What’s so special about the 75 new income-restricted units at Ashley Union Station?
Location, location, location.
Typically, the city is able to build affordable housing in emerging neighborhoods, Denver Housing Authority Executive Director Ismael Guerrero said Thursday.
By contrast, the 75 new units by Union Station are already in “one of the nicest new areas,” Guerrero said. One that also gets new high-end apartment developments.
Naturally, that means that getting the development started was an uphill battle.
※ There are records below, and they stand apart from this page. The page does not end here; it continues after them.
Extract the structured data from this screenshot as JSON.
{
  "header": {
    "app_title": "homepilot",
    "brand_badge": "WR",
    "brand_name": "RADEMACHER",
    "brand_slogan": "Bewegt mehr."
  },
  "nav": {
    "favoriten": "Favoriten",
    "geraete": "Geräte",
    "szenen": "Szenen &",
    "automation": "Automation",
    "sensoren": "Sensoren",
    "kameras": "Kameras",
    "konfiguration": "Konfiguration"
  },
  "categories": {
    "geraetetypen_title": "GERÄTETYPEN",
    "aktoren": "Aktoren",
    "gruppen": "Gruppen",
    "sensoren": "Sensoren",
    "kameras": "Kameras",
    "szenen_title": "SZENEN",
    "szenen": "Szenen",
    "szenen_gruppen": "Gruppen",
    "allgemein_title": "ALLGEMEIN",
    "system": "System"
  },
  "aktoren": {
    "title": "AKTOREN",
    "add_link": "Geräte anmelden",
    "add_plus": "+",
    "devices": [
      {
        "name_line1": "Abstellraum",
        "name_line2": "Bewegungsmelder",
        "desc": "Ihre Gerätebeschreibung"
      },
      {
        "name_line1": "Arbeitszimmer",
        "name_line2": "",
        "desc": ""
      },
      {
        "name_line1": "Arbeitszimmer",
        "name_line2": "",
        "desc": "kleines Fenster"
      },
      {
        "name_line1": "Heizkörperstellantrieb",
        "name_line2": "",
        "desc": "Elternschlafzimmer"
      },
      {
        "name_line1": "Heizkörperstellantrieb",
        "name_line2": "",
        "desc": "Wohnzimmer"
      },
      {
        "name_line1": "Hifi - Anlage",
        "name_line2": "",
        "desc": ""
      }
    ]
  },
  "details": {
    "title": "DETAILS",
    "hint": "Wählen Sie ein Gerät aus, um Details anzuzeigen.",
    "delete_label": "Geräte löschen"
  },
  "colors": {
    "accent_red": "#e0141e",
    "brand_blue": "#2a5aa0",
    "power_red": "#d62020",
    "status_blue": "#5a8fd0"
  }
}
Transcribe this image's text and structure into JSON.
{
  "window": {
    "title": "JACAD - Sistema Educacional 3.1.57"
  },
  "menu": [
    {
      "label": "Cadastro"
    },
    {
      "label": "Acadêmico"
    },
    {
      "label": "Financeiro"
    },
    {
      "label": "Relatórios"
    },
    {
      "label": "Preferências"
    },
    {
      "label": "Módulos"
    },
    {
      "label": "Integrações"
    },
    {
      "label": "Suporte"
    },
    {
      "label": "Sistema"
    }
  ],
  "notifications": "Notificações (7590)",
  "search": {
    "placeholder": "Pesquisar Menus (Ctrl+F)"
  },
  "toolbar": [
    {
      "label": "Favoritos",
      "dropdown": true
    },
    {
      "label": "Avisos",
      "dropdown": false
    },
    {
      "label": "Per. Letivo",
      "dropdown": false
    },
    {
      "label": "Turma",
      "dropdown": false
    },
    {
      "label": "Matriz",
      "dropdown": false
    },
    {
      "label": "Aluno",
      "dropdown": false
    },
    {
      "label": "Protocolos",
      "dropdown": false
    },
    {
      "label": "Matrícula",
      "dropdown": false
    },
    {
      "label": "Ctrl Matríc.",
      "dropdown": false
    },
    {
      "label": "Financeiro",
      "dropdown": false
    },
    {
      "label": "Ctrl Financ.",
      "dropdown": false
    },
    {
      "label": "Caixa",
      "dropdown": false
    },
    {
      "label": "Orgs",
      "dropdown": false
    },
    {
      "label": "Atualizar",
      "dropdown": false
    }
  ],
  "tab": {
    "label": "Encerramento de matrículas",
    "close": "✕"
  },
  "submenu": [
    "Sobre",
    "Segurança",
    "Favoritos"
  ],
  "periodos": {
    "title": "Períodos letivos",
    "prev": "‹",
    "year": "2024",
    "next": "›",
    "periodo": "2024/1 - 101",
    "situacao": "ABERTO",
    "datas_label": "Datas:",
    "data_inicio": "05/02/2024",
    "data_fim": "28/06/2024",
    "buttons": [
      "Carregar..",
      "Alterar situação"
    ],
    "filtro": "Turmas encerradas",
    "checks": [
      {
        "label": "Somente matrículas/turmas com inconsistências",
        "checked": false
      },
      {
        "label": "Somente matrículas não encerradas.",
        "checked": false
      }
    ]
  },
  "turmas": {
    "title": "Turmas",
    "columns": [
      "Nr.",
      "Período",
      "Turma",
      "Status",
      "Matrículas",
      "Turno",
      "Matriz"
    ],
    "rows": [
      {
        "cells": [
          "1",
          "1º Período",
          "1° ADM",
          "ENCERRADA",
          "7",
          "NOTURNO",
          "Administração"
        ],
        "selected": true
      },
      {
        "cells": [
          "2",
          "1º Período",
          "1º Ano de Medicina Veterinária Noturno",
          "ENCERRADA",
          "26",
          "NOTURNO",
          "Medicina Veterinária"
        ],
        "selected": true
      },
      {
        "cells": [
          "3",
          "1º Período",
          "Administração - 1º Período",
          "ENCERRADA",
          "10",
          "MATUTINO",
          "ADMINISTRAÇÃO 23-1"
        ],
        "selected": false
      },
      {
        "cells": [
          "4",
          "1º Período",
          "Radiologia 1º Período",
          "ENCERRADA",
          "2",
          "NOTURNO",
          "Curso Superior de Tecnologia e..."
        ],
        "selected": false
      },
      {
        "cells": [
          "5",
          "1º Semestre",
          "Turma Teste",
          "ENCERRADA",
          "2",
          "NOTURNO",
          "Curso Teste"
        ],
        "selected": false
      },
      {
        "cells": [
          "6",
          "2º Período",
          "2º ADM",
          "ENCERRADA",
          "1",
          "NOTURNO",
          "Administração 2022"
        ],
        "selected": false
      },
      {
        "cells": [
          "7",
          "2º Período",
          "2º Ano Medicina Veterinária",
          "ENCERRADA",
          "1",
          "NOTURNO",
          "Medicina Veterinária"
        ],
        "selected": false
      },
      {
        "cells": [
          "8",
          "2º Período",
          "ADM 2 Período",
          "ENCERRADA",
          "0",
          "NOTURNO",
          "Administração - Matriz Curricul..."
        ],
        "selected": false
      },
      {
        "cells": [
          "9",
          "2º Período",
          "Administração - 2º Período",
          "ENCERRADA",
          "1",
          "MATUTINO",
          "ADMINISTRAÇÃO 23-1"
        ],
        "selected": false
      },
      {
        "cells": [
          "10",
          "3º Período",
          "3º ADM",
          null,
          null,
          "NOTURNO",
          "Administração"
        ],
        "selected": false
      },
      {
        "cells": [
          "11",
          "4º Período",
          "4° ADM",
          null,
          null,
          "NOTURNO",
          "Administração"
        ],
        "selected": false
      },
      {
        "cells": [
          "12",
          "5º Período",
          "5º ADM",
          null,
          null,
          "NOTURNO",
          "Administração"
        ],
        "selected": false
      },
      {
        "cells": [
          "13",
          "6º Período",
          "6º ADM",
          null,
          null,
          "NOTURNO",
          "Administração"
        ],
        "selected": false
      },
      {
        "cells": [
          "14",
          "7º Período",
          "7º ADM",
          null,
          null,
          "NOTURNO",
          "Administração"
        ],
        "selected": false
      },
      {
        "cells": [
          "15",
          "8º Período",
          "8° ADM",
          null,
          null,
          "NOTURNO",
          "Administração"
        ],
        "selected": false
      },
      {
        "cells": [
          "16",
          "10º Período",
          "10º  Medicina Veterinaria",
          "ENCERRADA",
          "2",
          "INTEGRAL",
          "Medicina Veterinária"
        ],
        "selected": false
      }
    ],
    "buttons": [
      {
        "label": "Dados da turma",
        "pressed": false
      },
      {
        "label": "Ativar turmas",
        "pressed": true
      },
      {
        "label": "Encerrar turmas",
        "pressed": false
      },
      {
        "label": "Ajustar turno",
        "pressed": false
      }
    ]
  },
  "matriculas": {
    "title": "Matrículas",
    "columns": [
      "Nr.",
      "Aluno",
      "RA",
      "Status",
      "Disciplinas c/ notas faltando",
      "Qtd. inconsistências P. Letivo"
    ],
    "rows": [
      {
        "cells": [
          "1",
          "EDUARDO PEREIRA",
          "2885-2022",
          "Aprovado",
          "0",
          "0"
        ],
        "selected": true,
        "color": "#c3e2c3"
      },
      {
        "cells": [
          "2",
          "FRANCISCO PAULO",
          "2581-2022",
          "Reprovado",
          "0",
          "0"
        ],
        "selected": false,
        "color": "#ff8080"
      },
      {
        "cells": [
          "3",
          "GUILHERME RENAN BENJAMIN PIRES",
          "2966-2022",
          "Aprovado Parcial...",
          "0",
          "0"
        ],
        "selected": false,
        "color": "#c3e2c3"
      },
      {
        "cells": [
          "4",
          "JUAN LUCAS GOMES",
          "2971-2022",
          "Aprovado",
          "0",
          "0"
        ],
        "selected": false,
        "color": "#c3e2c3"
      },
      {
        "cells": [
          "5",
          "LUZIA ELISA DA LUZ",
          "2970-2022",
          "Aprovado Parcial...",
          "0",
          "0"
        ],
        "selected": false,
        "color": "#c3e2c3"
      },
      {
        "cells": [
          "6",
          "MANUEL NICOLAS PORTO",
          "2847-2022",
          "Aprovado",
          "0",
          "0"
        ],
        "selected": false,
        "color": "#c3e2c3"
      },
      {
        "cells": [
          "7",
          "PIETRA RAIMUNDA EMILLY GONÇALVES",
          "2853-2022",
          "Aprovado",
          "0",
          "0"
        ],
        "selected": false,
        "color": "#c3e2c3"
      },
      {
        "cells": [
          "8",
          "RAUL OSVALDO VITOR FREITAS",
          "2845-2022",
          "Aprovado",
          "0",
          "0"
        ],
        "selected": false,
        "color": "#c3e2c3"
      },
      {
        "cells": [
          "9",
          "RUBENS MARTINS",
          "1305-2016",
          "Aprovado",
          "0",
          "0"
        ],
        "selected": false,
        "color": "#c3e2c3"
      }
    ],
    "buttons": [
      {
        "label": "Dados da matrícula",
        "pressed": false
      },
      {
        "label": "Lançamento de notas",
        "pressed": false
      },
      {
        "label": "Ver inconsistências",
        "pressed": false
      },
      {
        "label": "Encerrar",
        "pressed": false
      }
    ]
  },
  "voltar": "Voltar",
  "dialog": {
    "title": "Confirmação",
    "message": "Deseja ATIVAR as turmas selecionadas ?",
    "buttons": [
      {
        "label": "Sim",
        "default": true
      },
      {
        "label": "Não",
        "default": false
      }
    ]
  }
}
Denver City Council President Albus Brooks credited Councilwoman Robin Kniech with getting the process started.
“For me, this story began with a group of construction workers, Section 8 housing residents, environmental activists and community folks who thought that this neighborhood around this important transit center should be integrated and should represent all walks of life,” Kneich said.
Kneich said she and others in the process tried to get land in the officially designated Union Station redevelopment before ultimately landing at 1850 Chestnut Place, roughly three blocks away from the transit center.
Demand is high for units like these, and Denver officials said Thursday that all 75 income-restricted units have already been pre-leased.
“In some ways, [Ashley Union Station] will end with the people that started this — regular working people who thought that this neighborhood should include everyone,” Kniech said.
Thirty-four of the apartments went to households earning 60 percent or less of area median income, according to the city. Another 34 apartments went to people earning 50 percent or less of the area median income and seven apartments were reserved for people earning 30 percent of the area median income.
The four-story building also has another 32 market-rate units that are expected to be leased out this month, according to Integral, the building’s developer. Integral’s Vicki Lundy Wilbon, president of community development, further said the whole building will be completely occupied within two months.
With this development, Hancock said the city has completed 2,892 units of its “3×5 challenge” to build 3,000 new units within five years. He also said that with these units, he expects the city meet that goal one year early.
But even Hancock acknowledged that won’t be possible to “build our way out” of the affordable housing challenge facing the city.
“We’re going to work hard to preserve what we currently have, work hard to continue to build new affordable housing like here at Ashley so that families have safe decent affordable units in which to call home,” he said. “We want to connect people with jobs, with education, with good health options for the city of Denver. This is our new strategy, more comprehensive to address the whole individual and the whole family as we try to improve quality of life for all of us.”